It cannot be emphasized strongly enough that ALL COMPLAINTS OR INCIDENTS OF POTENTIAL VIOLATIONS OF NAMM'S ANTITRUST POLICY, THE FTC ORDER OR THE ANTITRUST LAWS GENERALLY MUST BE PROMPTLY REPORTED. NAMM cannot resolve a potential violation unless it knows about it. Moreover, in certain circumstances NAMM may avoid punishment under the antitrust laws if it promptly notifies the government of a suspected violation. Prompt notification could be the difference between no liability and paying significant fines and other criminal sanctions. Therefore, it is the responsibility of any NAMM member, member of NAMM's Board of Directors, NAMM employee or agent of NAMM who has information that gives rise to a belief of potential violations to bring the information to the attention of NAMM's Antitrust Counsel as promptly as possible.
Every reported potential violation will be investigated thoroughly and promptly. Depending on the facts and circumstances, the investigation may include the following steps: an interview of the person who reported the alleged violation to obtain complete details regarding the alleged violation; interviews of anyone who is alleged to have committed the acts of alleged violation to respond to the claims; and interviews of any employees who may have witnessed, or who may have knowledge of, the alleged violation. The investigation will be handled in as confidential a manner as possible consistent with a full, fair and proper investigation and subject to any applicable legal requirements.
NAMM takes all reports of potential antitrust issues seriously and will not penalize or retaliate against anyone in any way for providing information to NAMM's Antitrust Counsel. NAMM will not tolerate retaliation against anyone for reporting a potential violation of NAMM's Antitrust Policy, the FTC Order and the antitrust laws generally, or any other unlawful conduct, or for cooperating in an investigation. Any incidents of retaliation should be reported immediately to NAMM's Antitrust Counsel.
NAMM does not consider conduct in violation of NAMM's Antitrust Policy to be within the course and scope of employment and does not sanction such conduct.
If, as a result of the investigation, NAMM concludes that a violation of NAMM's Antitrust Policy, the FTC Order, the antitrust laws generally or retaliation occurred in violation of this Policy, NAMM will take prompt and effective remedial action, including appropriate corrective action against the person or people involved in the violation and the retaliating party. The corrective action will depend on the particular facts and circumstances. Corrective action may include, for example: training, disciplinary action ranging from verbal or written warnings to termination of employment or membership, depending on the circumstances. The treatment of employees involved in questionable conduct will be decided on a case-by-case basis, depending on the degree of the involvement. "Self reporting" may weigh in an employee's favor depending on the actual facts and circumstances. If a member of NAMM's Board of Directors, a NAMM employee or an agent of NAMM engages in conduct in violation of the antitrust laws or NAMM's obligations under the FTC Order and is convicted or found civilly liable for such conduct and all appeals have run, that person shall be terminated or discharged, provided that such termination or discharge does not violate any applicable U.S. laws.
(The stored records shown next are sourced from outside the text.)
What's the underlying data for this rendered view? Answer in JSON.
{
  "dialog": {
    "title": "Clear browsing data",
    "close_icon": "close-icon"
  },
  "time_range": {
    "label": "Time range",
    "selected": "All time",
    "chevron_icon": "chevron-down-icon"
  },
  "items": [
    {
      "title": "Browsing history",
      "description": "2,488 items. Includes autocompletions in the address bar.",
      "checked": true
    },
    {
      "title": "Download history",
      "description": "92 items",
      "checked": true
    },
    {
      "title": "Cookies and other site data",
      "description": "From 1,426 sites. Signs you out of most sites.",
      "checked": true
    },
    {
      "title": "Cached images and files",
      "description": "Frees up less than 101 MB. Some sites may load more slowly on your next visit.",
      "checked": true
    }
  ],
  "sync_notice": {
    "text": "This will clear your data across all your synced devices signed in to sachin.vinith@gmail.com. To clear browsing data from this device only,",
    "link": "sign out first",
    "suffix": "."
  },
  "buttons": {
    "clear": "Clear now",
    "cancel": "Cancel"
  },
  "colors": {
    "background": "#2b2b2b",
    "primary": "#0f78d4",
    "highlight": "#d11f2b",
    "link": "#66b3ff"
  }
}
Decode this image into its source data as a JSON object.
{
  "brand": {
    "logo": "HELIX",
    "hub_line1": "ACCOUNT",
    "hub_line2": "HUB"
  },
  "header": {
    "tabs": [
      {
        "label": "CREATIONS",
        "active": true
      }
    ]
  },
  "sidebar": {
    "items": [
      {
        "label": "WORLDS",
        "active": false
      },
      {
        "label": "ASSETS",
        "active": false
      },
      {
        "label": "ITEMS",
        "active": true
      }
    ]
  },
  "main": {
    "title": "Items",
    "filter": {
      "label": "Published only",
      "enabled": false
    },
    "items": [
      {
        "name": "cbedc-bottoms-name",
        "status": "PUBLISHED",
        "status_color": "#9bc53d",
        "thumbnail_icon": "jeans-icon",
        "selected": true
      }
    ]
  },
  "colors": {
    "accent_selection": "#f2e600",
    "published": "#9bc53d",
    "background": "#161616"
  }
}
With regard to violations by members, visitors, customers, vendors, suppliers or independent contractors, appropriate corrective action will be taken after consultation with the pertinent management personnel, and may include revocation of membership, denial of access to NAMM premises or personnel or termination of their business relationship with NAMM.